9.0

The Ephemeral Boys of Summer Lead Lovely Anime Goodbye, Don Glees!

Movies Reviews
Share Tweet Submit Pin
The Ephemeral Boys of Summer Lead Lovely Anime <i>Goodbye, Don Glees!</i>

The gnats are swarming, the fireworks are glowing, and it’s time to get the boys together for one last summer hurrah. A quintessential “last teen summer” story, the premise of Goodbye, Don Glees!, writer/director Atsuko Ishizuka’s first original feature, is a bit trite at first blush. But like the nectar of succulent flowers in full bloom, there is much to savor.

Teens Roma (Natsuki Hanae; Adam McArthur) and Toto (Yuki Kaji; Nick Wolfhard) are childhood friends united as outcasts in their rural mountainside village. Now high schoolers, the pair have begun to drift apart. With a sense of obligation masked as desire, Toto left their hometown to attend a high school in the city while Roma remained to help his family’s farm. Returning briefly for a summertime festival, Toto’s newfound sense of maturity and Roma’s unchanged wonder come to an impasse.

The duo, under the self-proclaimed banner of the “Don Glees,” is further altered by the presence of a new member: Drop. Drop (Ayumu Murase; Jonathan Leon) is the smallest boy of the group and the least restrained, a foil to the person Toto imagines himself becoming, and one who pushes Roma further from what Toto thinks he needs from his friend. But when the trio is blamed for a forest fire, they have to adventure into the wilderness that will, of course, push them apart before pulling them back together.

The broad outlines of the story are less fantastic than the functionally similar adventure behind the director’s serialized original debut, A Place Further than the Universe. But working within these YA tropes, Ishizuka and Madhouse capture the magic of the natural world. The care with which both the narrative and animation are crafted makes Goodbye, Don Glees! an ode to summertime day hikes, weekend camping trips, mountain valley bike rides and river playtimes.

From its technically impressive, sweeping 3-D landscapes to powerful orchestral themes, Goodbye, Don Glees! looks like an anime that could be narrated by David Attenborough. Ishizuka and art director Ayana Okamoto, one of many returning A Place Further than the Universe staff, recapture the series’ characteristic lighting and lensing that, coupled with changing color gradients, invoke the use of film. That sentiment is further carried by A Place Further than the Universe composer Yoshiaki Fujisawa’s soundtrack, which is paired with energizing alt-rock themes from YAMO that really brings home all the emotions of a YA indie flick.

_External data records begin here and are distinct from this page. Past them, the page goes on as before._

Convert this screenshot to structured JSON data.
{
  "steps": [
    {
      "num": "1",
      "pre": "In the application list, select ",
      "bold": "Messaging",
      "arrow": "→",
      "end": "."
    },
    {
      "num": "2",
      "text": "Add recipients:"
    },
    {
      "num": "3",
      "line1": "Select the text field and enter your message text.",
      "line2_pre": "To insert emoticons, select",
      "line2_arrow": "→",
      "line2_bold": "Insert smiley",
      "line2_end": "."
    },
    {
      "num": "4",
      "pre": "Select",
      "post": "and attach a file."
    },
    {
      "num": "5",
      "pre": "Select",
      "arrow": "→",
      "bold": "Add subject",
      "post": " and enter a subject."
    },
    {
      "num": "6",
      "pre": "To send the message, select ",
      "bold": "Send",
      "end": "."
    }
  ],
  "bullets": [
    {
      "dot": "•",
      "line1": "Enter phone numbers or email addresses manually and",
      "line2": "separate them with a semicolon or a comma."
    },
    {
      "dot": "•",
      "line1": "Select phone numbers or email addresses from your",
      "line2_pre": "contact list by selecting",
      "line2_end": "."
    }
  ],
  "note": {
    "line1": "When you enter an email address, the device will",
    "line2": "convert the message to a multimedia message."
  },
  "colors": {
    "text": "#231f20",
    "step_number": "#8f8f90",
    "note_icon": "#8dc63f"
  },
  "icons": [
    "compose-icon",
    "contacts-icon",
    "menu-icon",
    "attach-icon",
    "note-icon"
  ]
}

Goodbye, Don Glees!’s other major juxtaposition to Ishizuka’s previous work comes from its cast and script. While Place Further than the Universe does much as a “cute girls doing cute things” anime, Goodbye, Don Glees! takes a similar approach to its depiction of boyhood. They are, simply, so sweet. They make jokes, often at each other’s expense, but aren’t weird about the women around them in the ways that I unfortunately expect young men in anime to behave. Don Glees! is one of far too few stellar examples of intimate platonic relationships between boys that feels genuinely important and moving.

With recurring themes and imagery already emerging after just a few projects, Don Glees! makes me want to see more of Ishizuka’s voice come through as her team at Madhouse further refines their production—and as Ishizuka works with more collaborators in future endeavors. With Goodbye, Don Glees!, she’s readily assumed the spotlight as a leader of animation. In capturing the ephemeral magic of childhood wonder and the natural world, and further depicting how our relationships—to each other and the land—change into adulthood, Goodbye, Don Glees! is a perfect way to ring in the changing of the seasons.

Director: Atsuko Ishizuka
Writer: Atsuko Ishizuka
Starring: Natsuki Hanae, Yuki Kaji, Ayumu Murase, Kana Hanazawa, Rino Sashihara, Atsushi Tamura
Release Date: September 14, 2022


Autumn Wright is a freelance games critic and anime journalist. Find their latest writing at @TheAutumnWright.